Problem description
The response should consist of the records that follow, printed exactly.
The input Start Marker
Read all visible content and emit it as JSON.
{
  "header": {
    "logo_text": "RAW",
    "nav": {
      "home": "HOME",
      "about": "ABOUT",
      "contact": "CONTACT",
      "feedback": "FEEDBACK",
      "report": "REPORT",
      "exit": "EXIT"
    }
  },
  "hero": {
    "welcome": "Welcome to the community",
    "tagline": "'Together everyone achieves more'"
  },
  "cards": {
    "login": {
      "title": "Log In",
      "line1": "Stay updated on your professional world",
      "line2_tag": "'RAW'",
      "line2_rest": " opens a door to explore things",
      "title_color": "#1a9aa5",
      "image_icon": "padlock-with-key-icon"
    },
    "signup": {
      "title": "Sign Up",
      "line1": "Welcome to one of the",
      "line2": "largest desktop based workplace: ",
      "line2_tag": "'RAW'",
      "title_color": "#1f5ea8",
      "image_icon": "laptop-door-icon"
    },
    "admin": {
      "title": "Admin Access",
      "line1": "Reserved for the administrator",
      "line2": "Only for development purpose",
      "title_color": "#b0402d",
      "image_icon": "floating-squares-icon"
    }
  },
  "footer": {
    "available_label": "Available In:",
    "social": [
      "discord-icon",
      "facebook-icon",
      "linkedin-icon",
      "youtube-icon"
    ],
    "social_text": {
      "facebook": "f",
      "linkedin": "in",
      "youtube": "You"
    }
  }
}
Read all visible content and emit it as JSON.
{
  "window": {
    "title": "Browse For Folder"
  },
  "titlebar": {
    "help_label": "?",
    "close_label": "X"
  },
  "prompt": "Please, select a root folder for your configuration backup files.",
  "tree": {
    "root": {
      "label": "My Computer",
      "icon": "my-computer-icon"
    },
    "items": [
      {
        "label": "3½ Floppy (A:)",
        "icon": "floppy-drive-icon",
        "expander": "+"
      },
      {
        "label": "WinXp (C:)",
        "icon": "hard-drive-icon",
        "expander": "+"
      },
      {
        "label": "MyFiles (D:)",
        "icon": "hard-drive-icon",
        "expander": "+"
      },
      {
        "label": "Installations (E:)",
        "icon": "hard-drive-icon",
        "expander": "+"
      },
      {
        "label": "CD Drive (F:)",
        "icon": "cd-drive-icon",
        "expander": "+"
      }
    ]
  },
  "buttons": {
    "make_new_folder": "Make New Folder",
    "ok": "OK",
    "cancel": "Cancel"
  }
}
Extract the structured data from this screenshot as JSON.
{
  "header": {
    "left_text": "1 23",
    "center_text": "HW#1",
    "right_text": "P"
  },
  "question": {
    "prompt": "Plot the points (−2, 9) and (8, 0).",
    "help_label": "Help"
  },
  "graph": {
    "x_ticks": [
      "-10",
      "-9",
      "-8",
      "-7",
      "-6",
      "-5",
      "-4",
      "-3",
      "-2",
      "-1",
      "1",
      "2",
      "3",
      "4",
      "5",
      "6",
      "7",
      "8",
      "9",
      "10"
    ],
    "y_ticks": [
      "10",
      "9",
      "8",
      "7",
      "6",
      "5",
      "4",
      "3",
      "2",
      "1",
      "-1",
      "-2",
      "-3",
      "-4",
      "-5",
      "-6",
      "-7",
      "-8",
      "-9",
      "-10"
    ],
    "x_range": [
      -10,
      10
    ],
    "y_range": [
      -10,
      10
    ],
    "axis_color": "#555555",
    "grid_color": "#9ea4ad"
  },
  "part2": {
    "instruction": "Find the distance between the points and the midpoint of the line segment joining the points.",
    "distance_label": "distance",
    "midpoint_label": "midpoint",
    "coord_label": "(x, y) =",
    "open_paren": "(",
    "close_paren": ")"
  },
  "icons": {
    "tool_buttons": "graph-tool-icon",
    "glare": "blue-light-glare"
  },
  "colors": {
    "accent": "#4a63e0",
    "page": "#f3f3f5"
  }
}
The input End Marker
Output of the exercise
Read all visible content and emit it as JSON.
{
  "header": {
    "logo_text": "RAW",
    "nav": {
      "home": "HOME",
      "about": "ABOUT",
      "contact": "CONTACT",
      "feedback": "FEEDBACK",
      "report": "REPORT",
      "exit": "EXIT"
    }
  },
  "hero": {
    "welcome": "Welcome to the community",
    "tagline": "'Together everyone achieves more'"
  },
  "cards": {
    "login": {
      "title": "Log In",
      "line1": "Stay updated on your professional world",
      "line2_tag": "'RAW'",
      "line2_rest": " opens a door to explore things",
      "title_color": "#1a9aa5",
      "image_icon": "padlock-with-key-icon"
    },
    "signup": {
      "title": "Sign Up",
      "line1": "Welcome to one of the",
      "line2": "largest desktop based workplace: ",
      "line2_tag": "'RAW'",
      "title_color": "#1f5ea8",
      "image_icon": "laptop-door-icon"
    },
    "admin": {
      "title": "Admin Access",
      "line1": "Reserved for the administrator",
      "line2": "Only for development purpose",
      "title_color": "#b0402d",
      "image_icon": "floating-squares-icon"
    }
  },
  "footer": {
    "available_label": "Available In:",
    "social": [
      "discord-icon",
      "facebook-icon",
      "linkedin-icon",
      "youtube-icon"
    ],
    "social_text": {
      "facebook": "f",
      "linkedin": "in",
      "youtube": "You"
    }
  }
}
Read all visible content and emit it as JSON.
{
  "window": {
    "title": "Browse For Folder"
  },
  "titlebar": {
    "help_label": "?",
    "close_label": "X"
  },
  "prompt": "Please, select a root folder for your configuration backup files.",
  "tree": {
    "root": {
      "label": "My Computer",
      "icon": "my-computer-icon"
    },
    "items": [
      {
        "label": "3½ Floppy (A:)",
        "icon": "floppy-drive-icon",
        "expander": "+"
      },
      {
        "label": "WinXp (C:)",
        "icon": "hard-drive-icon",
        "expander": "+"
      },
      {
        "label": "MyFiles (D:)",
        "icon": "hard-drive-icon",
        "expander": "+"
      },
      {
        "label": "Installations (E:)",
        "icon": "hard-drive-icon",
        "expander": "+"
      },
      {
        "label": "CD Drive (F:)",
        "icon": "cd-drive-icon",
        "expander": "+"
      }
    ]
  },
  "buttons": {
    "make_new_folder": "Make New Folder",
    "ok": "OK",
    "cancel": "Cancel"
  }
}
Extract the structured data from this screenshot as JSON.
{
  "header": {
    "left_text": "1 23",
    "center_text": "HW#1",
    "right_text": "P"
  },
  "question": {
    "prompt": "Plot the points (−2, 9) and (8, 0).",
    "help_label": "Help"
  },
  "graph": {
    "x_ticks": [
      "-10",
      "-9",
      "-8",
      "-7",
      "-6",
      "-5",
      "-4",
      "-3",
      "-2",
      "-1",
      "1",
      "2",
      "3",
      "4",
      "5",
      "6",
      "7",
      "8",
      "9",
      "10"
    ],
    "y_ticks": [
      "10",
      "9",
      "8",
      "7",
      "6",
      "5",
      "4",
      "3",
      "2",
      "1",
      "-1",
      "-2",
      "-3",
      "-4",
      "-5",
      "-6",
      "-7",
      "-8",
      "-9",
      "-10"
    ],
    "x_range": [
      -10,
      10
    ],
    "y_range": [
      -10,
      10
    ],
    "axis_color": "#555555",
    "grid_color": "#9ea4ad"
  },
  "part2": {
    "instruction": "Find the distance between the points and the midpoint of the line segment joining the points.",
    "distance_label": "distance",
    "midpoint_label": "midpoint",
    "coord_label": "(x, y) =",
    "open_paren": "(",
    "close_paren": ")"
  },
  "icons": {
    "tool_buttons": "graph-tool-icon",
    "glare": "blue-light-glare"
  },
  "colors": {
    "accent": "#4a63e0",
    "page": "#f3f3f5"
  }
}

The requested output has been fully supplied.